Krukid’s career was launched when his submission of a personal music sample to Rawkus Records allowed him to secure a deal with Cash Hill Records and release his first CD, Raisin in the Sun, in 2005. He was later selected to be on the Rawkus 50, a list of underground hip hop acts—an opportunity hundreds of American artists struggle for years to finally gain. Eventually, he formed his own crew, which originally consisted of him, Anti Heroes, and John Doe, whom he met him on tour for “Raisin In The Sun” during the East Coast tour. Then, he traveled to Cincinnati, developed connections, and expanded his crew with people like J Dub, Timeless from Florida, my boy Blast the Beats from Europe, we got couple other people. There, any producers found themselves drawn to Krukid’s the originality, creativity, and substance of his style. After his immigration to the US, he continued his work in Champaign, IL (where he currently resides) by opening for many mainstream artists, including Lupe Fiasco and the Yin Yang Twins. A couple of years back, Krukid formed the group A.R.M (African Rebel Movement) with Ghanain Rapper M.anifest and American producer Budo. Despite the fame and success, Krukid remained a strong, insightful rapper, focusing on addressing topics like corruption, poverty, violence, and conflict in his songs. For instance, track #9 off his third album raps, “Little foreign aid and no government housing,” “they made me a murderer when I was young, I got blood on my hands, when they killed my father and they raped my mother, and the first life they forced me to take was my brother’s.” On his perspective about the controversy of hip hop on whether it’s something that’s either dead or alive, he argues that it is very much alive and well though still underrepresented.
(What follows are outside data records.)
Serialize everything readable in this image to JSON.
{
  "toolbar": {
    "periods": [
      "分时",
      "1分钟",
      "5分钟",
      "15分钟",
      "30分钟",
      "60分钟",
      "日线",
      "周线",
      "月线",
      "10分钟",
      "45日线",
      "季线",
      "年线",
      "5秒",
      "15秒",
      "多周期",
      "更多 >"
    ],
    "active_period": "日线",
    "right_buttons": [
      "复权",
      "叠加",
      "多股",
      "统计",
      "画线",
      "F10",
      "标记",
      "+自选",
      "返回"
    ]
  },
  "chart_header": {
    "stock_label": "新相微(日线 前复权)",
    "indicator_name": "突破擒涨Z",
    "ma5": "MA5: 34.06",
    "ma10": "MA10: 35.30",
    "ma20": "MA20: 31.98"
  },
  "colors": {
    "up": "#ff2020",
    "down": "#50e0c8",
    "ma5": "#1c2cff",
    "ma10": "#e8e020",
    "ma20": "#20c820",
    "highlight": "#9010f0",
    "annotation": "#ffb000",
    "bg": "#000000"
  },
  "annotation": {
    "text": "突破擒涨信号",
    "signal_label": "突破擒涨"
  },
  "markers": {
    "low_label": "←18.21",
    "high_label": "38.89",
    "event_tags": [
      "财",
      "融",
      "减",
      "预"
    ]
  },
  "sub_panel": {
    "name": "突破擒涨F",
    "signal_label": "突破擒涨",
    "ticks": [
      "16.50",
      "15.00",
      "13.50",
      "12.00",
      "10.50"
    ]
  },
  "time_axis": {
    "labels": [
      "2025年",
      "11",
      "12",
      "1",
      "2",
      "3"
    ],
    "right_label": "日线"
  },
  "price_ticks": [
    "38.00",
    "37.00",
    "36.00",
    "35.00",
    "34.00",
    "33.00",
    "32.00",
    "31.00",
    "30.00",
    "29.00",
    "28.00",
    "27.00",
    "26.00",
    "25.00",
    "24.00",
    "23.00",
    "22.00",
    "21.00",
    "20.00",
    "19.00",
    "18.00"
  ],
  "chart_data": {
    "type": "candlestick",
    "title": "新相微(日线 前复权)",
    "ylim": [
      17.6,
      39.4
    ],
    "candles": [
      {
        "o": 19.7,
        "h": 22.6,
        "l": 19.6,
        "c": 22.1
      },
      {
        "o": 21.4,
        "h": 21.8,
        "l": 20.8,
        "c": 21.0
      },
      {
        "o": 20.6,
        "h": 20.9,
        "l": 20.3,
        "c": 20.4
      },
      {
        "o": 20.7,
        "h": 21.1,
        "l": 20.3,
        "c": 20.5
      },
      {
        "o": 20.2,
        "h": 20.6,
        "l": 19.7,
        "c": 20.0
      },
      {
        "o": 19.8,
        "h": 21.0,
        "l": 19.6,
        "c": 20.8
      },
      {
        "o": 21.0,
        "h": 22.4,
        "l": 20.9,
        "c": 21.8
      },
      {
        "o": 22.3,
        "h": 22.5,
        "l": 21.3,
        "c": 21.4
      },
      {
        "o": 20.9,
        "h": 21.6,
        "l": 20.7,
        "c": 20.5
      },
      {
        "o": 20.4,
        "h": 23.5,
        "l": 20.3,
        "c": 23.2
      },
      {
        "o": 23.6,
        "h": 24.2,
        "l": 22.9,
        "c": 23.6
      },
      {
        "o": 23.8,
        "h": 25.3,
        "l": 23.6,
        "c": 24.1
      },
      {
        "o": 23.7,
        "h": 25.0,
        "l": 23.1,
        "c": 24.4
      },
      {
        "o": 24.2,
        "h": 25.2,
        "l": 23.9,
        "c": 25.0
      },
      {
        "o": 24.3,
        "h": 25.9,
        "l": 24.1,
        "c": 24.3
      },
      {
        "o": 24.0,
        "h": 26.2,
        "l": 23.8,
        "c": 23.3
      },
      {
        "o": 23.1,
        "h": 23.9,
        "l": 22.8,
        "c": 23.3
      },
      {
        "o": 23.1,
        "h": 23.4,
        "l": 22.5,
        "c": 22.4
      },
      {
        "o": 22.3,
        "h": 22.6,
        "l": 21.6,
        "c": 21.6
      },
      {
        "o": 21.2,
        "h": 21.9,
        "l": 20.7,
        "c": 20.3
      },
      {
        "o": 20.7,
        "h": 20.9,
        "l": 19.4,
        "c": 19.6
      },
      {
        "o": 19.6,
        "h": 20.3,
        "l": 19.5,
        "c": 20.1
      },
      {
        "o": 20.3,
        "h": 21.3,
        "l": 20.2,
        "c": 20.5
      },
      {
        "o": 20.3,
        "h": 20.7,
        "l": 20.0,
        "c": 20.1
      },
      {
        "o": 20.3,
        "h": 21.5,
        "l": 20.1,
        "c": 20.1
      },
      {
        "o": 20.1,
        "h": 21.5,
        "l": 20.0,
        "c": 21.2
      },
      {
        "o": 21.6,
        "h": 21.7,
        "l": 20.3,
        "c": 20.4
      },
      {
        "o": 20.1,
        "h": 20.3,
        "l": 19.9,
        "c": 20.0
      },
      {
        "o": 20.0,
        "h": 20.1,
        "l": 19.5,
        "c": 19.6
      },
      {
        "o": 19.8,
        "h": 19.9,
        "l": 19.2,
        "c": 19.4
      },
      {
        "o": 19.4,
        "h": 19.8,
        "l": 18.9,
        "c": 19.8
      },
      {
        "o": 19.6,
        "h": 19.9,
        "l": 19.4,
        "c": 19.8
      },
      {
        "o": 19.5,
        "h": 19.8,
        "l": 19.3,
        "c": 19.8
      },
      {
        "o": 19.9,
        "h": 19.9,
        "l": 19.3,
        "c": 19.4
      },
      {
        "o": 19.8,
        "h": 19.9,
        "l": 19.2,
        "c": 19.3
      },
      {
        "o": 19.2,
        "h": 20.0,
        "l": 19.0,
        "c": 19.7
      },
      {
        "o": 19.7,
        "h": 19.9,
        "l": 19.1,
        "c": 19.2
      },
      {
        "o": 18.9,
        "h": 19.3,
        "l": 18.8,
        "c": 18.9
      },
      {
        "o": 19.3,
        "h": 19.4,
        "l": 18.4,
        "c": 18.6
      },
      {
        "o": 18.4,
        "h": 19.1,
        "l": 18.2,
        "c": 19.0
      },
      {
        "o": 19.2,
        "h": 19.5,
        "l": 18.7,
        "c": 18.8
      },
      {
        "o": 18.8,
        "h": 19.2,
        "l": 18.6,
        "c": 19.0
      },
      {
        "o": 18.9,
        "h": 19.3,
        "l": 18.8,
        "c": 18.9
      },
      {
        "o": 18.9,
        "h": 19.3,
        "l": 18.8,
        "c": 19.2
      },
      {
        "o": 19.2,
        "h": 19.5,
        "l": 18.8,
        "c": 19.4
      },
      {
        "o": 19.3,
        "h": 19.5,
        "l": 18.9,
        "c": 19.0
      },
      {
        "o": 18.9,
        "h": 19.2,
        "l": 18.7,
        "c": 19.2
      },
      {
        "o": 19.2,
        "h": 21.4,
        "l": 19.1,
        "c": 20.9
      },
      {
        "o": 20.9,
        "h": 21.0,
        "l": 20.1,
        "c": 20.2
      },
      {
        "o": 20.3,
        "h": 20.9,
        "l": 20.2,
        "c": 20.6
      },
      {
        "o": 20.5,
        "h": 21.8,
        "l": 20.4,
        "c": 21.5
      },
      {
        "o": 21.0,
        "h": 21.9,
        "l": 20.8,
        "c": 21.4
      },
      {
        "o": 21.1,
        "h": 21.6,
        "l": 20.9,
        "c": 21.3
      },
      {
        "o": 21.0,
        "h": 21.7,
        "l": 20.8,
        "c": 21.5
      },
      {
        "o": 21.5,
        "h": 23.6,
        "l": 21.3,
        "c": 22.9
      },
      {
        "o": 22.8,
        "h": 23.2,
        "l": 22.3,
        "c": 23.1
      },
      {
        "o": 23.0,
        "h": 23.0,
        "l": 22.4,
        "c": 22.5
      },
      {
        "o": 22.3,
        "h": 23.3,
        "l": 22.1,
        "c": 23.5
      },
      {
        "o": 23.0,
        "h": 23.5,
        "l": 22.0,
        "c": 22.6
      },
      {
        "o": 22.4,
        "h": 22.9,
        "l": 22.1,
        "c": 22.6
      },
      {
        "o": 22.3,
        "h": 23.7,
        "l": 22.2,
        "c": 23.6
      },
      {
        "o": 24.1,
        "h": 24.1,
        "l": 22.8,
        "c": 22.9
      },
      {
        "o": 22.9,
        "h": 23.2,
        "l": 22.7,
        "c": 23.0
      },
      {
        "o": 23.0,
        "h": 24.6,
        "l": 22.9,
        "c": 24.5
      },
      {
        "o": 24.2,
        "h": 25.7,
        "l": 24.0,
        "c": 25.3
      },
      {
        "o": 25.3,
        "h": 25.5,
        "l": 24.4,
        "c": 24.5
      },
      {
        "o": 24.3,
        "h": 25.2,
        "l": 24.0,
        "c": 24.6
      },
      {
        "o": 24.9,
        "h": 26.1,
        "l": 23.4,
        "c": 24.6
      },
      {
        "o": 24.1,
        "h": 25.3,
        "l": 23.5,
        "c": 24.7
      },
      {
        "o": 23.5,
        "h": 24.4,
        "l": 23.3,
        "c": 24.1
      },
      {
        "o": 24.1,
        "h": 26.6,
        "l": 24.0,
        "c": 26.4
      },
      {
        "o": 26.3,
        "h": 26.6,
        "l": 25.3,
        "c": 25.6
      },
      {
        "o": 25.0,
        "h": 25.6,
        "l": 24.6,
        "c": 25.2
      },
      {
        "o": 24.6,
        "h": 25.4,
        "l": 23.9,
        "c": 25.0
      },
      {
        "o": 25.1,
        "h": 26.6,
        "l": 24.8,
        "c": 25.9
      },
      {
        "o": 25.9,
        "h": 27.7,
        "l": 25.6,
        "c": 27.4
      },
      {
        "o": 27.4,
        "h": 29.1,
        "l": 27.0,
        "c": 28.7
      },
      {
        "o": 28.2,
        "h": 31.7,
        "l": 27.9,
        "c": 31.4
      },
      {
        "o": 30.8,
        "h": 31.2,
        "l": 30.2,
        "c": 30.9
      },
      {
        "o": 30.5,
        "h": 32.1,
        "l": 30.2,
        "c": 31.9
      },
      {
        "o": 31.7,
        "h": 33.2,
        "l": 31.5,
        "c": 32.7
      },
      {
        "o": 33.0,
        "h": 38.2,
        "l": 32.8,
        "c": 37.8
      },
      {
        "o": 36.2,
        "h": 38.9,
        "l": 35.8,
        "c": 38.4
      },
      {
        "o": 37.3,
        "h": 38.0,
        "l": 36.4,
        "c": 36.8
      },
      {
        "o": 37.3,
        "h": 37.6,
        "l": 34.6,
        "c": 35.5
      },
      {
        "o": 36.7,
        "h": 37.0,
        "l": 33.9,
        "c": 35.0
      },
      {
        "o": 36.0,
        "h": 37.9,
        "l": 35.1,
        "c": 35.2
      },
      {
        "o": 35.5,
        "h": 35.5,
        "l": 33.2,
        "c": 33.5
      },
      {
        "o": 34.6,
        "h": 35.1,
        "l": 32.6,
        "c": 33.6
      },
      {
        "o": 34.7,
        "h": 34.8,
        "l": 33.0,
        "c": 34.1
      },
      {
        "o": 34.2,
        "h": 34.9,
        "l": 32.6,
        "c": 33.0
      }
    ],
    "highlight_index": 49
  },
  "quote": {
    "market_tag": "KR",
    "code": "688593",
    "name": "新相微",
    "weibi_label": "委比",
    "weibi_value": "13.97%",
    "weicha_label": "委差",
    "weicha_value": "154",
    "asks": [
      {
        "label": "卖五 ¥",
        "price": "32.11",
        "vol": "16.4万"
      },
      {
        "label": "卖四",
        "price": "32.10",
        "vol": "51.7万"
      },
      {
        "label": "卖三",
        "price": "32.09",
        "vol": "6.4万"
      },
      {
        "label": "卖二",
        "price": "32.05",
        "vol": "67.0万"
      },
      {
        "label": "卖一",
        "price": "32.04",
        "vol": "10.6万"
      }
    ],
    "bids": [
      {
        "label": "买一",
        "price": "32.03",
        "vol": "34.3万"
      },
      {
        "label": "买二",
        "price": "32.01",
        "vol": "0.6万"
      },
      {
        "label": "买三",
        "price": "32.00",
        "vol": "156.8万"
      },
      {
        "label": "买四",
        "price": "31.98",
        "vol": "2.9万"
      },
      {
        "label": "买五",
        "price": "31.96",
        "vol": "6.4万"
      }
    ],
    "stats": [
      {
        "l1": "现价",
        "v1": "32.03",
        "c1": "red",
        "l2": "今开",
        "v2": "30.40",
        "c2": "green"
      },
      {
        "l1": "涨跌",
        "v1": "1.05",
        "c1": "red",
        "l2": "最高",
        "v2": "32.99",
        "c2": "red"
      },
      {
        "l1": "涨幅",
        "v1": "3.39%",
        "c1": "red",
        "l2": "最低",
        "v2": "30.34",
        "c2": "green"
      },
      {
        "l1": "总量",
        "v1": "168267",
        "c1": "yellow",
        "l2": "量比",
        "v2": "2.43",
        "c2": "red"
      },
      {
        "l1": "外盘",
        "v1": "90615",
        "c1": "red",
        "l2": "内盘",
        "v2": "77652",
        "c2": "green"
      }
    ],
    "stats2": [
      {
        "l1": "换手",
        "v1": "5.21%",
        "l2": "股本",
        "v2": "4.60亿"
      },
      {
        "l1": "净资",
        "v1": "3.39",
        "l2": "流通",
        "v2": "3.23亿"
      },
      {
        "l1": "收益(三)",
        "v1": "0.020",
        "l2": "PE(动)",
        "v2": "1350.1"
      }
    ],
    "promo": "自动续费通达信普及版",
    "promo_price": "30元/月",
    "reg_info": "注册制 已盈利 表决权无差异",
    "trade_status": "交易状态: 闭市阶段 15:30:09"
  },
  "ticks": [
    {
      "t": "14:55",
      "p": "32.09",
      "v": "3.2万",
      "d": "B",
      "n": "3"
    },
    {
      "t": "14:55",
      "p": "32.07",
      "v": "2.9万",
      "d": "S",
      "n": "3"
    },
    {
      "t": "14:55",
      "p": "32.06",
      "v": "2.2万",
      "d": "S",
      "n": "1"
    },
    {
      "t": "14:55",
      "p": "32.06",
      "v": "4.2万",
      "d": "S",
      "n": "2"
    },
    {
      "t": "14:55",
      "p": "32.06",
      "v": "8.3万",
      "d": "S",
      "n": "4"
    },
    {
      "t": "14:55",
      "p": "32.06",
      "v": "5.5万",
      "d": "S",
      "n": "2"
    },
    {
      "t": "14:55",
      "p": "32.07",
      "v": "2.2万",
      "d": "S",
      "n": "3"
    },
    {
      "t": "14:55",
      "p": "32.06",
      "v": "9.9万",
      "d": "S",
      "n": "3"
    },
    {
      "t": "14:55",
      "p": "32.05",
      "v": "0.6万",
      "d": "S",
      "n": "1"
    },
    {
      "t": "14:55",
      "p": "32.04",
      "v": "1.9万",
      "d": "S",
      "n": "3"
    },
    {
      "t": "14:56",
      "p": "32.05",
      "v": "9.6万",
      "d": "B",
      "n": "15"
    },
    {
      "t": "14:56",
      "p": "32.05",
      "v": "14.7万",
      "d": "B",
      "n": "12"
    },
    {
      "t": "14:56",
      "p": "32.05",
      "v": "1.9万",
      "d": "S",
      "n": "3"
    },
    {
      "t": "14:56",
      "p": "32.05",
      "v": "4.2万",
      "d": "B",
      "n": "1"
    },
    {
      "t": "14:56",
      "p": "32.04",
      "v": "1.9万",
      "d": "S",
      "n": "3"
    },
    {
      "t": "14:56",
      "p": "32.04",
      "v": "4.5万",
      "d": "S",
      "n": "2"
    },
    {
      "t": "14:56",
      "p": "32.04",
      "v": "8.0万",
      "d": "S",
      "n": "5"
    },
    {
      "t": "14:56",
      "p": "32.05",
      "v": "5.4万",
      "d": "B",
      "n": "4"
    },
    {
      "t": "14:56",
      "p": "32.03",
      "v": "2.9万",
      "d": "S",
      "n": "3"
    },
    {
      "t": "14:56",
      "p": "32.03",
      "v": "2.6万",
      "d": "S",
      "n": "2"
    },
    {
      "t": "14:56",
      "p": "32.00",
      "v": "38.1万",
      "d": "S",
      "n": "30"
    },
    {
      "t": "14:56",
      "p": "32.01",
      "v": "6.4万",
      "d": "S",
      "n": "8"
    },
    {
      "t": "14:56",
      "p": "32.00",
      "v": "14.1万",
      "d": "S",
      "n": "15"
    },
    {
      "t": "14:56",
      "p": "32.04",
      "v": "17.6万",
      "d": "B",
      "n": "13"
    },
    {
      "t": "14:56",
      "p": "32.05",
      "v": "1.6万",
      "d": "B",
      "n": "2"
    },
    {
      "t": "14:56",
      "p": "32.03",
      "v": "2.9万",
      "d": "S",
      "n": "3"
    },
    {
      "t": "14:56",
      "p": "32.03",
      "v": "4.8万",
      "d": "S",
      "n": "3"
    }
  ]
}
Having released three critically acclaimed albums “Raisin in the Sun,” “Afr-I-can” and “Black Mixtape” while still on tour with the guidance of his world-famous record label, Krukid is steadily transforming the mainstream hip-hop scene by bringing a combination of cultural influences and fresh, new beats to the fore.